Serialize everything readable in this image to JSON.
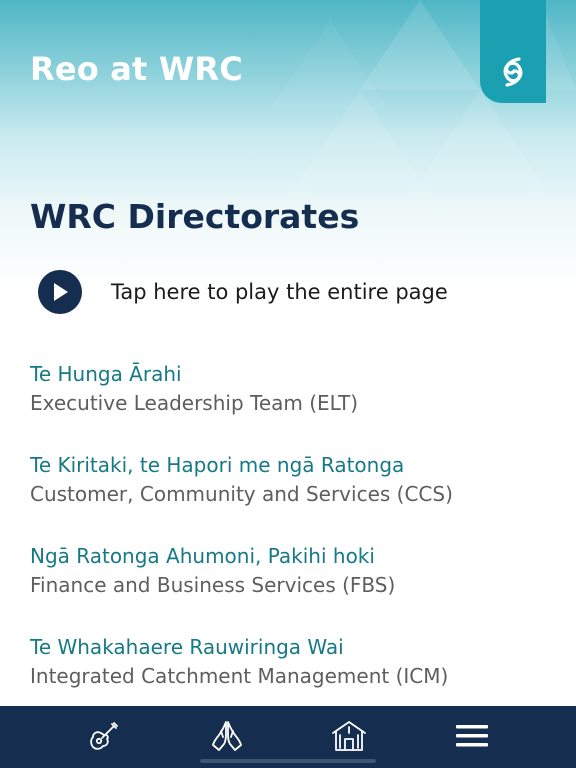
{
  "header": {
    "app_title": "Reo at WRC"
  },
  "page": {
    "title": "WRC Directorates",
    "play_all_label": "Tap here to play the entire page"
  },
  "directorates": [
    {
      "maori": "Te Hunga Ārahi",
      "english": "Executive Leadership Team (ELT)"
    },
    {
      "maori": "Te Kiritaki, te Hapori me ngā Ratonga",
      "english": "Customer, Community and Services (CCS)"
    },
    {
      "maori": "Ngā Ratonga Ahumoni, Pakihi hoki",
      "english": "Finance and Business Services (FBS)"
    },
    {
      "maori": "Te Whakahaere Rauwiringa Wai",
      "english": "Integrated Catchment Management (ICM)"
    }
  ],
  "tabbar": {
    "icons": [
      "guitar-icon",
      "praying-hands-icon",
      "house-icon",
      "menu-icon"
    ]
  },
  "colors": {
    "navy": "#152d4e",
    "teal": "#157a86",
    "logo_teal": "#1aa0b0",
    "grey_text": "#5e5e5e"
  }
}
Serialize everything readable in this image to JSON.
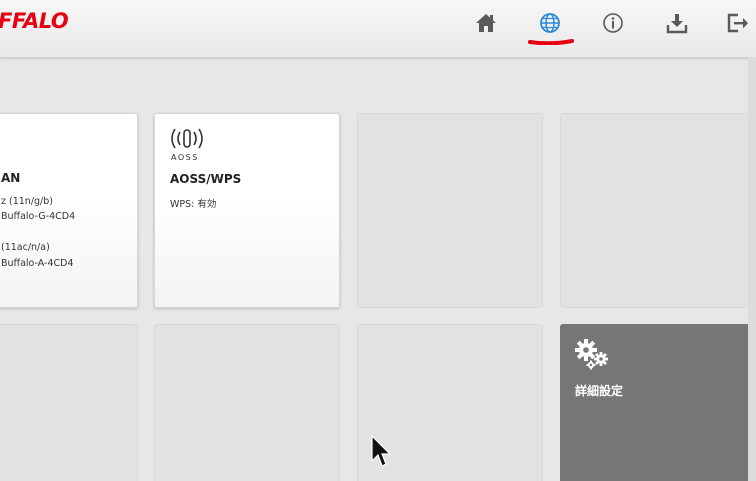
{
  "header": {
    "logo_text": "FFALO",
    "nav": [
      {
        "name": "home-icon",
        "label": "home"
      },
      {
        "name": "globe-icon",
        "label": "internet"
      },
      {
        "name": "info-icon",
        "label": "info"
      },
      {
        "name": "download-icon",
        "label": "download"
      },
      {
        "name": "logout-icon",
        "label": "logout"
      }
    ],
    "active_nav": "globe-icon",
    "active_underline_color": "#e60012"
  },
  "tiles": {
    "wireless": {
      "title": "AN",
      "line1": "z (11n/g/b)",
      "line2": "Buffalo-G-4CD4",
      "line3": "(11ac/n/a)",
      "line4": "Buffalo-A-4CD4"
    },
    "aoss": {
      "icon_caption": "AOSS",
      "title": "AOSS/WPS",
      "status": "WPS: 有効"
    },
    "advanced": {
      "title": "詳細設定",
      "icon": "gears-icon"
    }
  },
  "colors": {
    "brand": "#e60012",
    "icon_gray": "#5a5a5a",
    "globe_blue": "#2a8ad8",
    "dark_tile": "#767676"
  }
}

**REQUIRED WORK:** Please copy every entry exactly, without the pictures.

**EXERCISE RESPONSE:**
Serialize everything readable in this image to JSON.
{
  "header": {
    "app_title": "Reo at WRC"
  },
  "page": {
    "title": "WRC Directorates",
    "play_all_label": "Tap here to play the entire page"
  },
  "directorates": [
    {
      "maori": "Te Hunga Ārahi",
      "english": "Executive Leadership Team (ELT)"
    },
    {
      "maori": "Te Kiritaki, te Hapori me ngā Ratonga",
      "english": "Customer, Community and Services (CCS)"
    },
    {
      "maori": "Ngā Ratonga Ahumoni, Pakihi hoki",
      "english": "Finance and Business Services (FBS)"
    },
    {
      "maori": "Te Whakahaere Rauwiringa Wai",
      "english": "Integrated Catchment Management (ICM)"
    }
  ],
  "tabbar": {
    "icons": [
      "guitar-icon",
      "praying-hands-icon",
      "house-icon",
      "menu-icon"
    ]
  },
  "colors": {
    "navy": "#152d4e",
    "teal": "#157a86",
    "logo_teal": "#1aa0b0",
    "grey_text": "#5e5e5e"
  }
}
Serialize everything readable in this image to JSON.
{
  "header": {
    "logo_text": "FFALO",
    "nav": [
      {
        "name": "home-icon",
        "label": "home"
      },
      {
        "name": "globe-icon",
        "label": "internet"
      },
      {
        "name": "info-icon",
        "label": "info"
      },
      {
        "name": "download-icon",
        "label": "download"
      },
      {
        "name": "logout-icon",
        "label": "logout"
      }
    ],
    "active_nav": "globe-icon",
    "active_underline_color": "#e60012"
  },
  "tiles": {
    "wireless": {
      "title": "AN",
      "line1": "z (11n/g/b)",
      "line2": "Buffalo-G-4CD4",
      "line3": "(11ac/n/a)",
      "line4": "Buffalo-A-4CD4"
    },
    "aoss": {
      "icon_caption": "AOSS",
      "title": "AOSS/WPS",
      "status": "WPS: 有効"
    },
    "advanced": {
      "title": "詳細設定",
      "icon": "gears-icon"
    }
  },
  "colors": {
    "brand": "#e60012",
    "icon_gray": "#5a5a5a",
    "globe_blue": "#2a8ad8",
    "dark_tile": "#767676"
  }
}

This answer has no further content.